The 2020 Federal Budget contains a simple but powerful change to help prevent duplicate super accounts. It means a great number of Australians will be better off in the future.
Until now, when you started your first job, you would join the super fund chosen by your employer – their default fund - unless you selected your own. Each time you changed your job, if you didn’t choose again, your new employer would put you in their default fund, adding another super account for you to manage. This meant some people could end up with as many super accounts as they had jobs on their CV! That’s multiple super funds deducting multiple fees and potentially insurance premiums as well.
This year’s Budget seeks to reverse that. When you change to a new job, your new employer must contribute to your existing super account, unless you request otherwise.
This means people will now have the same super fund as they move from job to job, and may benefit from the savings. Government projections of the fee and cost savings show one fund for life could mean many thousands of dollars more in retirement.
“No one is losing anything,” says Mercer’s Technical Advice Specialist, Anthony Williams. “But by reversing the choice of default from employer to employee, employees may be protected from having multiple funds and all the inefficiencies that entails.”
Everyone still has a choice of super fund and can choose to change their fund at any time, which is one of the reasons for another important initiative in the 2020 Federal Budget.
Understanding your super
The Government will be setting up a YourSuper website that will help members compare the performance of super funds, starting with the MySuper funds.
It’s difficult to compare funds, because funds invest differently. So the performance of each fund on the site will be measured against benchmarks determined by the superannuation regulator, the Australian Prudential Regulation Authority. The annual rating the fund receives will be an average of eight years’ performance.
If a fund underperforms for the year, it must write to its members to alert them. If it underperforms two years in a row, the fund will not be allowed to admit new members until its performance improves.
This is good news for members of funds with a history of good performance, like Virgin Money Super.
“The plan itself is good in principle,” says Anthony, “because there is a percentage of the population that is not engaged with their super and they need to be informed.”
The legislation to enact these changes is yet to be drafted, says Anthony, and some aspects may change.
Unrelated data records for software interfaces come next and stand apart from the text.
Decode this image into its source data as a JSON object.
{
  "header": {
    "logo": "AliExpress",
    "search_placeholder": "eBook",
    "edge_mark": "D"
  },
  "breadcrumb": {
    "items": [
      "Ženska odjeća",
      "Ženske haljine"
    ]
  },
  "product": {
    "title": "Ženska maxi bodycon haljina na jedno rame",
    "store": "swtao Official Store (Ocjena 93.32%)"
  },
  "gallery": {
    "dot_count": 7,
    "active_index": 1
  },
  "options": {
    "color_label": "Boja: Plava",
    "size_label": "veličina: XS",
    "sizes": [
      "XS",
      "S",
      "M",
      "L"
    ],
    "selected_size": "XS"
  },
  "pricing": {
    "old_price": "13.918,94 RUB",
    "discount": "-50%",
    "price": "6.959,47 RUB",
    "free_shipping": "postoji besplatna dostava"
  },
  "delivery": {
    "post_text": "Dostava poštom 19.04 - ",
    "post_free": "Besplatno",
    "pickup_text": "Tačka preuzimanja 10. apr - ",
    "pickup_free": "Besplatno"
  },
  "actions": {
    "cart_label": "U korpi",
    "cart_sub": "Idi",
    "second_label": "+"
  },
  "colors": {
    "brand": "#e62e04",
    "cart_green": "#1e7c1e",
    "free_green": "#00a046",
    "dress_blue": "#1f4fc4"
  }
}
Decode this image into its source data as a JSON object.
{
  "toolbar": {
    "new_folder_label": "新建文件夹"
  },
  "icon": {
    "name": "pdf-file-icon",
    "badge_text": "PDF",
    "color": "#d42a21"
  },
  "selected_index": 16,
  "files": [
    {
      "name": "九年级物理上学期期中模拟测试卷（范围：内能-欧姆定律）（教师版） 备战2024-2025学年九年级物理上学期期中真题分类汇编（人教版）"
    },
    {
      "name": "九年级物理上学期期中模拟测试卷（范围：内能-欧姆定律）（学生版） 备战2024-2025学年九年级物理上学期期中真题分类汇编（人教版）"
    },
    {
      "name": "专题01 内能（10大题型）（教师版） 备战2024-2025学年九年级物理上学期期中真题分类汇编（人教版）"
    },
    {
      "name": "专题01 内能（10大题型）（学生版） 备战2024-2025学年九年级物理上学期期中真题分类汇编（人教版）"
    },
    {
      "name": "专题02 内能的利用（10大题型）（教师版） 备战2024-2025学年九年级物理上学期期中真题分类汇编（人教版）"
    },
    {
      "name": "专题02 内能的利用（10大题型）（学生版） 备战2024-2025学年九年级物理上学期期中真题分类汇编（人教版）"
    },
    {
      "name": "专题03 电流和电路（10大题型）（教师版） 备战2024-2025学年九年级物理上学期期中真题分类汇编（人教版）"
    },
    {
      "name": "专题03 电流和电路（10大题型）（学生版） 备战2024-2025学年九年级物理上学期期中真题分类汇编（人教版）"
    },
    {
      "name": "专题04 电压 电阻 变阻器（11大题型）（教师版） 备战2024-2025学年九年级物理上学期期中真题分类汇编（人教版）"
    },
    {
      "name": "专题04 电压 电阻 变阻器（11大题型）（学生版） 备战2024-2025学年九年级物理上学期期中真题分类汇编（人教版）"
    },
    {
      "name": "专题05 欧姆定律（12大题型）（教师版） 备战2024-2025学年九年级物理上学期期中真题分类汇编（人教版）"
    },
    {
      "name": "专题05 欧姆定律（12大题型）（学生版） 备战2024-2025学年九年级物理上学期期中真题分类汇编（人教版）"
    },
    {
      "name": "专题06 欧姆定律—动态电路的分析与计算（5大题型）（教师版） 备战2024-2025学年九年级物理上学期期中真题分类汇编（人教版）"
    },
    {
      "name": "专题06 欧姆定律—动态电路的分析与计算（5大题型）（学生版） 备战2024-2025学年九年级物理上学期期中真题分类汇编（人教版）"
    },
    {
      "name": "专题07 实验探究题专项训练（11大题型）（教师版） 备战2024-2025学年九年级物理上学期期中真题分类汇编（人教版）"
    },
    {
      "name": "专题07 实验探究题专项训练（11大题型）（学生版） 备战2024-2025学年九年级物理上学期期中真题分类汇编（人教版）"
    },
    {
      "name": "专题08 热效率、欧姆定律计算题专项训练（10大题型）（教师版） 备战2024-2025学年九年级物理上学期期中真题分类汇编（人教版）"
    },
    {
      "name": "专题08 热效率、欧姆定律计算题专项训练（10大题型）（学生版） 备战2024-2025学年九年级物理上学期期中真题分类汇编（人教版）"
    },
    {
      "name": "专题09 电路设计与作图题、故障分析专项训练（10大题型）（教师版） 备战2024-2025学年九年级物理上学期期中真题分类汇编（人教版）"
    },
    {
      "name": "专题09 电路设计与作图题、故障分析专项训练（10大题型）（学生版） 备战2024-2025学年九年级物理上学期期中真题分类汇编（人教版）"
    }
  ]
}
The big benefit of the proposal is that it helps Australians take the power themselves and engage with their own super. Anthony says “Understanding your super and making sensible decisions is one of the biggest determinants of your financial future.”